**Instructions for the task:** Copy every line of the data in which the word "folder" occurs.

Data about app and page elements
*** Block opens ***

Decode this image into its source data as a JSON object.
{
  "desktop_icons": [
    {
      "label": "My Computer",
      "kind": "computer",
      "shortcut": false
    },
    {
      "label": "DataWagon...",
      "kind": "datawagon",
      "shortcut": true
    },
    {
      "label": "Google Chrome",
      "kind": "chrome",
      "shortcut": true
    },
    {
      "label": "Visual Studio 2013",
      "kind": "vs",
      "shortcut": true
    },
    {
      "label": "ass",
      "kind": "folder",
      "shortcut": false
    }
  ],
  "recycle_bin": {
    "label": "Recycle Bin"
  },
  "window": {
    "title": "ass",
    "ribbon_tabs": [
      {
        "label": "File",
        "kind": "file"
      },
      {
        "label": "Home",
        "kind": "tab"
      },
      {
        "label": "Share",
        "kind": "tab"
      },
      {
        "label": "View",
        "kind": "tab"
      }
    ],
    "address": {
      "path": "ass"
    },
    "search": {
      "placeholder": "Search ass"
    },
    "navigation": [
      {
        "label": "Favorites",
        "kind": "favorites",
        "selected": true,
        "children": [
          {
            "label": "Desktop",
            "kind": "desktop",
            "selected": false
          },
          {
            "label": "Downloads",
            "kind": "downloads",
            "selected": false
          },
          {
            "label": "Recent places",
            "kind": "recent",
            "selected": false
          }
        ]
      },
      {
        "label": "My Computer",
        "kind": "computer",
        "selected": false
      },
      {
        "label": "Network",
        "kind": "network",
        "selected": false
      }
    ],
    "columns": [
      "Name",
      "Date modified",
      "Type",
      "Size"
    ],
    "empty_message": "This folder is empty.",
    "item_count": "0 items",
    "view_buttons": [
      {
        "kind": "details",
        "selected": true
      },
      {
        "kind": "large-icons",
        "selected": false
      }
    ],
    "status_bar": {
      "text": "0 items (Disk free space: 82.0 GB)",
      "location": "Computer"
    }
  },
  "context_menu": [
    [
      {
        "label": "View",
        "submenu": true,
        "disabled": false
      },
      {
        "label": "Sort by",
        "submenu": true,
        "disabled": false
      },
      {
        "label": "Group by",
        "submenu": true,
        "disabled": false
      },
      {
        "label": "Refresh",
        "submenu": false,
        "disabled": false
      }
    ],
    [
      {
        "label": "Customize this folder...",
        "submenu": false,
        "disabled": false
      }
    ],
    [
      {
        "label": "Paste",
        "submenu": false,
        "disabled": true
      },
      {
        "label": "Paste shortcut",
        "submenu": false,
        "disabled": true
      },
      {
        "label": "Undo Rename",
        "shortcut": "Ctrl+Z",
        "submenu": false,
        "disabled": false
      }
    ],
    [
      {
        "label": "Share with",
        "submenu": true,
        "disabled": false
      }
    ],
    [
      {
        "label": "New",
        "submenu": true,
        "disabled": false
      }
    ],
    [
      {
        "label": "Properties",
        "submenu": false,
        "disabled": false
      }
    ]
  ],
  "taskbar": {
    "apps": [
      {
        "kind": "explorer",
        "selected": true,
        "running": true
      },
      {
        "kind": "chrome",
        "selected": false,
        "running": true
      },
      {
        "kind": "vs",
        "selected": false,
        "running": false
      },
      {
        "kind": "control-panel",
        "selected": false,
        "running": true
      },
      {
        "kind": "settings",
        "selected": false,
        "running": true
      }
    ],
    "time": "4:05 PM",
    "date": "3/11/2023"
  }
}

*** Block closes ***

**Task answer:**
      "kind": "folder",
    "empty_message": "This folder is empty.",
        "label": "Customize this folder...",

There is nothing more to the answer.